Not Islamophobia, change is Europe’s woe: Dutch PM

Not Islamophobia, change is Europe’s woe: Dutch PM

Not Islamophobia, change is Europe’s woe: Dutch PM

Some in Europe is afraid of change, Holland’s conservative PM Rutte says. AP photo

The main problem in European countries is not xenophobia or Islamophobia, but rather the struggle between people adapting to changing situations and those who are concerned about change, according to Dutch Prime Minister Mark Rutte.

“I believe that in many countries people have become worried. Not about Islam or ethnicities - that’s not the issue - the issue is that things are changing, society is changing,” Rutte told a group of visiting Turkish journalists in his office in The Hague on Sept. 26.

Rutte believes that popular parties should play the role of mediator between those two groups.
“My party [the People’s Party for Freedom and Democracy (VVD)], as a traditional people’s party- and other major political parties such as the Labor Party [PvdA] and the Christian Democratic Party [CDA] - should be building bridges between those people in the Netherlands who are well-educated and can adopt to such changes and those who are worried about them,” Rutte said. “That is something my party has failed to do in the last 10 years, but we are again trying to do it.”

He said such issues should be openly discussed by political parties to overcome potential tensions in the society.

Rutte’s liberal party, the VVD, was the top party in the latest Dutch elections held on Sept. 12, winning 41 seats in the 150-seat Parliament. The PvdA came second with 38 seats and talks are underway to form a coalition government between the two.

The Dutch prime minister will be visiting Turkey in early November, and he believes that Turkey’s role as a bridge between the West and the Islamic world, as well as the two countries’ 400 years of diplomatic relations, will help bilateral relations flourish.

“My visit will focus on trade, but our relationship is much broader than just economic ties,” said Rutte. “Turkey was one of our allies centuries ago when we fought for independence from Spain. And, as everyone knows, the tulip, our national symbol, was imported from Turkey.”

Impact of presidential visit

According to Rutte, Turkish President Abdullah Gül’s visit to the country in April, in which he and his wife Hayrünnisa Gül were hosted by Queen Beatrix, was a success in helping develop ties.

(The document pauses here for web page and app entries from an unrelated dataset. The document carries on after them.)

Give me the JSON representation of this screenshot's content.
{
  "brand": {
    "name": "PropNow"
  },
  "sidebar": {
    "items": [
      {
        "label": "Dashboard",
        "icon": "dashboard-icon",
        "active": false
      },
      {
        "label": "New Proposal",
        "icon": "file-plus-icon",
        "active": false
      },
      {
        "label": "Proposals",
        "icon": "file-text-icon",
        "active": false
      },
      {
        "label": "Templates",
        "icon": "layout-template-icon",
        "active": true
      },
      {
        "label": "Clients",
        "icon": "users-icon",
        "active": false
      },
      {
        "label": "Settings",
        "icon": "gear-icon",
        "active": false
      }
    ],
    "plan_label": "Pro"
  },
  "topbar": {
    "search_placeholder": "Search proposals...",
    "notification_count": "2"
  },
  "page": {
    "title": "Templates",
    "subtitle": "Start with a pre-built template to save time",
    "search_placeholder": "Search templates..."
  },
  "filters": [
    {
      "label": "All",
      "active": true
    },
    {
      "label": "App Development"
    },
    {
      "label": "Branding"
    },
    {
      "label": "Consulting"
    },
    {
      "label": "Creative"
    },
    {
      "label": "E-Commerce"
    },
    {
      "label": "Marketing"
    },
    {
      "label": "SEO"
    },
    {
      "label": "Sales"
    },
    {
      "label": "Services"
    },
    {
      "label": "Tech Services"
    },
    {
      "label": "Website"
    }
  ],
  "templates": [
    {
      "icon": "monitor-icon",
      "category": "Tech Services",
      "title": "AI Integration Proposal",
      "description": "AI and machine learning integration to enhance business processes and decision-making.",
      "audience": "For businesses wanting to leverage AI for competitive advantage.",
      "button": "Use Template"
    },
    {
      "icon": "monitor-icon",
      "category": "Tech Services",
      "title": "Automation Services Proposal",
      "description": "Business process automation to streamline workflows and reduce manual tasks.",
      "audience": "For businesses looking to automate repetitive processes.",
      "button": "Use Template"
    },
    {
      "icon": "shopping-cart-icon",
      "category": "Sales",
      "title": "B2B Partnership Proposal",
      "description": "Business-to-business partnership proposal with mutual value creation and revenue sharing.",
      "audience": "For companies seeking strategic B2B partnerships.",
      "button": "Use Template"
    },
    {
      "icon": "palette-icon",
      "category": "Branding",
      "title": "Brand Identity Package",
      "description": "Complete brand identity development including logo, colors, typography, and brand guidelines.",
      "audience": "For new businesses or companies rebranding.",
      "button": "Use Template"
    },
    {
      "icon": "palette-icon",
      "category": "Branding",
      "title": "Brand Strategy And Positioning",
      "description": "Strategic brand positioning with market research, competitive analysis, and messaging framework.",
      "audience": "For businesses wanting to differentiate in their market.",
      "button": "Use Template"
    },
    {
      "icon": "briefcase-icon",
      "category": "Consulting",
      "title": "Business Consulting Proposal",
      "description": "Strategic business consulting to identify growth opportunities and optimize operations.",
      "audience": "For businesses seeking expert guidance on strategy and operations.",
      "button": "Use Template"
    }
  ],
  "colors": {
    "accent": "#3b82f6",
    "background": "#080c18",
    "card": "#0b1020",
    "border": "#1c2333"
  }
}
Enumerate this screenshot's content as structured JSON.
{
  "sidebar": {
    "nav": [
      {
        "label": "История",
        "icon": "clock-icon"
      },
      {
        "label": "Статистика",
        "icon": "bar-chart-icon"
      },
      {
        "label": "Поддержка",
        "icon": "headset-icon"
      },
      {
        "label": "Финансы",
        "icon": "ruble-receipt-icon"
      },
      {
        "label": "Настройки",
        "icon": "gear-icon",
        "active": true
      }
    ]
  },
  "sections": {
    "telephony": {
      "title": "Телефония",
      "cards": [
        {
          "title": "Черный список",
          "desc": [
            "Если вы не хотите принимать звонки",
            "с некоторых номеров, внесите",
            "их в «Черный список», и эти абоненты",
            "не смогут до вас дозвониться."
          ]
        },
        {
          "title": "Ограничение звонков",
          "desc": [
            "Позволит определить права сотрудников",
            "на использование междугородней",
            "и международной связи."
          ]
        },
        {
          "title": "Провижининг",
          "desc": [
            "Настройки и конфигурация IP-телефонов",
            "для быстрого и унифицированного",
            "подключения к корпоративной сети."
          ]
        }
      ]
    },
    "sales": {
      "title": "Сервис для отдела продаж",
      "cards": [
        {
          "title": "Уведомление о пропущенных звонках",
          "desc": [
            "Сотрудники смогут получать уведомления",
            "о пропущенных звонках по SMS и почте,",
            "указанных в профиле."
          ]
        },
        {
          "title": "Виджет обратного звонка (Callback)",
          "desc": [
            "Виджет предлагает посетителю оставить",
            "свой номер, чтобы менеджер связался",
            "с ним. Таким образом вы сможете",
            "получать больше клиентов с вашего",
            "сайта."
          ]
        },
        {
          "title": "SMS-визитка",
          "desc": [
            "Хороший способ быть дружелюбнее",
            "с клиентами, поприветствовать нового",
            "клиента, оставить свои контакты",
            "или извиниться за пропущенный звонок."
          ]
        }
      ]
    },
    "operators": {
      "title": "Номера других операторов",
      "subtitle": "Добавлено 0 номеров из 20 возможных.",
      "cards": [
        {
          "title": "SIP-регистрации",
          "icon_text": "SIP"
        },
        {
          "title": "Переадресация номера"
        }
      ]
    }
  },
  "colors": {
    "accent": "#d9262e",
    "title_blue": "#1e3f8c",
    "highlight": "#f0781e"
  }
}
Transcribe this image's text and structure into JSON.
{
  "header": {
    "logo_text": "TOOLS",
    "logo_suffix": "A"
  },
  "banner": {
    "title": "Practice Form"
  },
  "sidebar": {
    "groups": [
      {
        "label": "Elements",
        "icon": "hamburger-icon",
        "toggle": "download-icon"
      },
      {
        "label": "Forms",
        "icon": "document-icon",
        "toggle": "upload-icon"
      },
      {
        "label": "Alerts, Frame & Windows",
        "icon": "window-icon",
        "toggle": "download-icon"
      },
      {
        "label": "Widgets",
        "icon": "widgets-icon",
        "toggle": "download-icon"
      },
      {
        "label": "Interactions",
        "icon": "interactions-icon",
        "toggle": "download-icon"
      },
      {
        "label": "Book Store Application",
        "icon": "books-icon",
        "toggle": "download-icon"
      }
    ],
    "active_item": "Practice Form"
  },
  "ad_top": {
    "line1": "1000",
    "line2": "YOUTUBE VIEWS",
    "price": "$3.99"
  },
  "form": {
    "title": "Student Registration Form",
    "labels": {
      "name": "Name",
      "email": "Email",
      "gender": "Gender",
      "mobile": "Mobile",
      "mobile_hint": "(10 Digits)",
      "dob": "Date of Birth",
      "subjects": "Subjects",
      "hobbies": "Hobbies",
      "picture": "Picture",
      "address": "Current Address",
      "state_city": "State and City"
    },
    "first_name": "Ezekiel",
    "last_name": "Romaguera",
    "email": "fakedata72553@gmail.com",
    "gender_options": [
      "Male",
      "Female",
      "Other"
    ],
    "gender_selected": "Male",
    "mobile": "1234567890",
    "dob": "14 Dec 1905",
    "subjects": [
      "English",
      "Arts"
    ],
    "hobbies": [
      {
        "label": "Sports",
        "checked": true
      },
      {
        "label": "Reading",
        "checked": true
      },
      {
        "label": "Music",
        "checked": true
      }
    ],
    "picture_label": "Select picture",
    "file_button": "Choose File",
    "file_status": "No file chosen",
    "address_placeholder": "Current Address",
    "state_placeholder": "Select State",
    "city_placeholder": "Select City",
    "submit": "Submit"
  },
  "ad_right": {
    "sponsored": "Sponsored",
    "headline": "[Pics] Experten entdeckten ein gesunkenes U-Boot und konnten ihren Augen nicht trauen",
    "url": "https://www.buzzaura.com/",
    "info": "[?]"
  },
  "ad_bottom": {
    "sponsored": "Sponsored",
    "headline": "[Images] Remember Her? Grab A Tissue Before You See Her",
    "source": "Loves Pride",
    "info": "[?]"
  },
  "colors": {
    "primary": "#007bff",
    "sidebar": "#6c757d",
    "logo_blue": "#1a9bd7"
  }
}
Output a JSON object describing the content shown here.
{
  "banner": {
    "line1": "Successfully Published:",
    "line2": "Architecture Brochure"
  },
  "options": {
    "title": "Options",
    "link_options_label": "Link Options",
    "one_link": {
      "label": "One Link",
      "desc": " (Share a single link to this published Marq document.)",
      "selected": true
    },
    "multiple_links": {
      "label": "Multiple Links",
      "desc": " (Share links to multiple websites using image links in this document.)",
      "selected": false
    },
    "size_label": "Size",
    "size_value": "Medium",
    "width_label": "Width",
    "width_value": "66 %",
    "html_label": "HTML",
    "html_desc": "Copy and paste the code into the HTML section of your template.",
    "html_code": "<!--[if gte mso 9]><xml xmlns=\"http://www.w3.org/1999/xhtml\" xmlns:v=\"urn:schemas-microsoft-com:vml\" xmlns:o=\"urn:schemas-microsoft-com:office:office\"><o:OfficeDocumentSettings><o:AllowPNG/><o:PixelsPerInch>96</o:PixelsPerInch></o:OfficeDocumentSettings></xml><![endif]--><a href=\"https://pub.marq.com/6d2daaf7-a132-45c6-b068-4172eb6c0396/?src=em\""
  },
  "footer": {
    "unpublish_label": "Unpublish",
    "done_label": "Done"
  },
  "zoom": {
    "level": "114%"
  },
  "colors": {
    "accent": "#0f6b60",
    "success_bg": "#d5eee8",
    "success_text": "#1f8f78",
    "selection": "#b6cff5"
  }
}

“The Netherlands ranks among the top three foreign investors in Turkey with some 2,000 Dutch firms investing in the country,” Rutte told the journalists.

“We have great respect for the international role that Turkey plays in promoting peace and security, and the Dutch and Turkish armed forces have been working together for 60 years within NATO,” the prime minister said.

“The Netherlands values the active role Turkey is playing in the Arab region, its efforts to put an end to the terrible violence in Syria, and in hosting refugees from Syria,” said Rutte.

The Dutch government is currently trying to cope with the affects of the global crisis, but Rutte is optimistic about the future of Euro.

“We will still face rough times, for 12 to 18 months, but after that I’m optimistic,” Rutte said, adding that giving up austerity measures was out of the question.

“We have to bring spending down and keep a healthy budget,” he said. “People are afraid of spending money and we have problems with the pension system. Austerity measures are necessity for the Netherlands and other European countries.”

Optimistic about Eurozone

Despite the optimism, the Dutch prime minster said his government was not willing to pay for a third package to save Greece.

“We know there is a gap between the northern European countries and the southern countries such as Greece and Spain,” said Rutte. “We are willing to help them help themselves, because it is in our interest to keep the Eurozone intact, and we expect them to do what is necessary.”

Rutte also said Portugal and Ireland were in a better position than they were two years ago and were “no longer facing the abyss,” adding that the outcome of the upcoming Troika report would be an important indicator about the direction in which Greece is heading.